In any case, those early difficulties in conflict resolution strategies seemed to play out over the course of that initial study period. These findings add weight to the “enduring dynamics” pathway of long-term relationships, which proposes that whatever difficulties exist in a couples’ interaction patterns in their first months of marriage continue to play out over time. Couples who get along well early in a relationship are likely to do so throughout, and those who don’t will continue to show poor conflict resolution over the course of their time together. The divorce statistics from this study bear out these proposed mechanisms in that here as well, it was the wives’ rating of their husbands’ psychopathic traits at the beginning of the study that predicted the ending of the marriage.
This well-conducted investigation shows not only that psychopathy (particularly in men) predicts the evolution of problems in marriages, but that the way you view your partner ultimately influences the course of your relationship. Self and other ratings did correspond quite highly to each other, indicating that the belief that your partner has certain personality traits is likely to have some basis in reality. If you’re not yet committed to your partner, the Weiss et al findings suggest you might want to reassess the future of the relationship. If your relationship is one that you would like to see continue, though, it may be advisable to take a good hard look at how you can make a course correction so things don’t come to what would be an unfortunate end.

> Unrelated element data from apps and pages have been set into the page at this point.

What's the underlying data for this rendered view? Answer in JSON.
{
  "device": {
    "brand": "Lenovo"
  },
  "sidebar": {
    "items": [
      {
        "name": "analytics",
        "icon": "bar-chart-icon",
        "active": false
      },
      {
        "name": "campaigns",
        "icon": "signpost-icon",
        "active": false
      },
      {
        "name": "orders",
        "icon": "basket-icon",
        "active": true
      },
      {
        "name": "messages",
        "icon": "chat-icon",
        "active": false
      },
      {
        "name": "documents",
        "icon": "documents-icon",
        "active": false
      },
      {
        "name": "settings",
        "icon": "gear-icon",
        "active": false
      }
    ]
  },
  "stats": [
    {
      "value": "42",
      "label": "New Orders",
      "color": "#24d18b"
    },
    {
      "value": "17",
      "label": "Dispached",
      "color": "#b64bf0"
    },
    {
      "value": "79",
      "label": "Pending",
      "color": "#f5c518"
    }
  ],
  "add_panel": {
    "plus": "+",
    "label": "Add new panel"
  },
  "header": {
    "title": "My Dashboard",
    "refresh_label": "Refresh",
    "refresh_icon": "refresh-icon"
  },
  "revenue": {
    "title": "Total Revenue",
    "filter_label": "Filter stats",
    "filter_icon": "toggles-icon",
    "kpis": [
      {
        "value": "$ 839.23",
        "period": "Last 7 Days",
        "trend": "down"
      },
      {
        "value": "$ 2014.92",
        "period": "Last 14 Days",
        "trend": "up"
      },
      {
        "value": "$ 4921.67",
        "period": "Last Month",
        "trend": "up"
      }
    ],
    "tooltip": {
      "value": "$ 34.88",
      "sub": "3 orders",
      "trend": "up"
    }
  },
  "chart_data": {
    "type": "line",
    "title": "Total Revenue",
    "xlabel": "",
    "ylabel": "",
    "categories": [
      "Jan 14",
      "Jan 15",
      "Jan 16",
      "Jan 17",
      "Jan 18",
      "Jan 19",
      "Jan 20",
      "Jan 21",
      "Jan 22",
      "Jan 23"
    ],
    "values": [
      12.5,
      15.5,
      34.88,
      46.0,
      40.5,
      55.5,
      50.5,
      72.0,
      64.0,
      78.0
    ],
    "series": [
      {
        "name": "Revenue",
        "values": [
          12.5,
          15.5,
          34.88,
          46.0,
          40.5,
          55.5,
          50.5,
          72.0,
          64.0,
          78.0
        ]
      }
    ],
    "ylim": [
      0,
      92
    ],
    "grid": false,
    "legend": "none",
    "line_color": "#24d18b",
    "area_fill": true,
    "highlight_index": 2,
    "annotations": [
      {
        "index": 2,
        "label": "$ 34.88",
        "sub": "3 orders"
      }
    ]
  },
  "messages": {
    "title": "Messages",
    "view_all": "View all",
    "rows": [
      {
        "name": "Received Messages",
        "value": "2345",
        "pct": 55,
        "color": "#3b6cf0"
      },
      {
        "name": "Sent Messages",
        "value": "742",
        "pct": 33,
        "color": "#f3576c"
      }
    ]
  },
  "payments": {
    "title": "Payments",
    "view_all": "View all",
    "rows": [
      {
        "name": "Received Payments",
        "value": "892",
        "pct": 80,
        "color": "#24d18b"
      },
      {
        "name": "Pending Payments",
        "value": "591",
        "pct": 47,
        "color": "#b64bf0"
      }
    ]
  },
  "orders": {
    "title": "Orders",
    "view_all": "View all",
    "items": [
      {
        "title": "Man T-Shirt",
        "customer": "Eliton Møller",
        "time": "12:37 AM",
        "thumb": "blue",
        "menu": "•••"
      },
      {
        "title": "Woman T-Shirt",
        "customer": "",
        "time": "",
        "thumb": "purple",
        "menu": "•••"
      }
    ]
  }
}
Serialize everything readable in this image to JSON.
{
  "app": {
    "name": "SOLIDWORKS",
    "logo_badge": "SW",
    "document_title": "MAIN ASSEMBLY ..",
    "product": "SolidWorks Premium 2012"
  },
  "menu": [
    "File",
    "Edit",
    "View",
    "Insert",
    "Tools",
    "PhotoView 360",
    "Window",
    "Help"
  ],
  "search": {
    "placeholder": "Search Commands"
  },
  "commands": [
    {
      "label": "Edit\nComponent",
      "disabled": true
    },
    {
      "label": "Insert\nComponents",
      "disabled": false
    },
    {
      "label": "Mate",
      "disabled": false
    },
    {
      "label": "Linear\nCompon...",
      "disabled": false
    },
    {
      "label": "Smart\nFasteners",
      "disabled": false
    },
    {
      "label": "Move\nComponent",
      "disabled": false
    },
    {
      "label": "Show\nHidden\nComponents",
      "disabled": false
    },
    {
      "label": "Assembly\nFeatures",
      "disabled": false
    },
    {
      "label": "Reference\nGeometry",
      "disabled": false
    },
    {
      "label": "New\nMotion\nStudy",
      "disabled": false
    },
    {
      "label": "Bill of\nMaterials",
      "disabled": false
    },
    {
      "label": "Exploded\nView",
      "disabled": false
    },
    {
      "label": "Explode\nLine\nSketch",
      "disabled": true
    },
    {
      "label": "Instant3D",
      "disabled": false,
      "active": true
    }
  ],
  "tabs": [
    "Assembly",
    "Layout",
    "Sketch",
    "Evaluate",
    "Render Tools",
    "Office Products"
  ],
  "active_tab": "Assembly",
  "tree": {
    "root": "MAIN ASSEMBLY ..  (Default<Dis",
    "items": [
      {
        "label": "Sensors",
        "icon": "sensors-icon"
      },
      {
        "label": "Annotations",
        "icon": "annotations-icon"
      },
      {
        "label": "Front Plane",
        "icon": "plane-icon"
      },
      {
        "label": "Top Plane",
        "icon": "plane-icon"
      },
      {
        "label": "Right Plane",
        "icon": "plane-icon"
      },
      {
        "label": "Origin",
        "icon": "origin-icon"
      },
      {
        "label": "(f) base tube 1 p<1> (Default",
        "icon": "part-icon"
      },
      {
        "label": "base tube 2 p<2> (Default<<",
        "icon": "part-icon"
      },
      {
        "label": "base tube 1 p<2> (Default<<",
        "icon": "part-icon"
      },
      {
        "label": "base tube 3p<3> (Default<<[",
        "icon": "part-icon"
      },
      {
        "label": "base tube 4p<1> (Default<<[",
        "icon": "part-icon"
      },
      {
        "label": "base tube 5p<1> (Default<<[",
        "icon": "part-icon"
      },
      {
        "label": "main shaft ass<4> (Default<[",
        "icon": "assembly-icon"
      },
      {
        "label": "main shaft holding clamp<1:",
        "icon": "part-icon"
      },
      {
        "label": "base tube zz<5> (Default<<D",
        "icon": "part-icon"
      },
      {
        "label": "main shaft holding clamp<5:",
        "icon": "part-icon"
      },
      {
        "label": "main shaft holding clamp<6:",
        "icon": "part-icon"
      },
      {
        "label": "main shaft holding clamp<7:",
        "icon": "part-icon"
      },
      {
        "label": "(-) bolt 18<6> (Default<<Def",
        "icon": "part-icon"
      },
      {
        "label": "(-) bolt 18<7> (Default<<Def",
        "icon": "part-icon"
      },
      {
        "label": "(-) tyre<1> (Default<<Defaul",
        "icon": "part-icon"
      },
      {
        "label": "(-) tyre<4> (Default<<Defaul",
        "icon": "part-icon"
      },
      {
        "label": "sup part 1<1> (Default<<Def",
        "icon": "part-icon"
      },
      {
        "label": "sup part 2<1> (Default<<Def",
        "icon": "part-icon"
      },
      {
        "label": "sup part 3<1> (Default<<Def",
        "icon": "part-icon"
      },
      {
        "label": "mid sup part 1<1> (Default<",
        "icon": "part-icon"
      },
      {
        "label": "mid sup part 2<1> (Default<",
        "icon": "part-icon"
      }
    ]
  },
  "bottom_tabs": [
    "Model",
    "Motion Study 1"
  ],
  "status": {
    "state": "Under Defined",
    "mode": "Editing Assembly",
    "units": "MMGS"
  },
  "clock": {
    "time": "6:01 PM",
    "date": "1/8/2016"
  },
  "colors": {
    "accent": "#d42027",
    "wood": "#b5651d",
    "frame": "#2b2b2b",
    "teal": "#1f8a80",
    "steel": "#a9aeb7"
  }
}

Weiss, B., Lavner, J. A., & Miller, J. D. (2018). Self- and partner-reported psychopathic traits’ relations with couples’ communication, marital satisfaction trajectories, and divorce in a longitudinal sample. Personality Disorders: Theory, Research, And Treatment, 9(3), 239-249. doi:10.1037/per0000233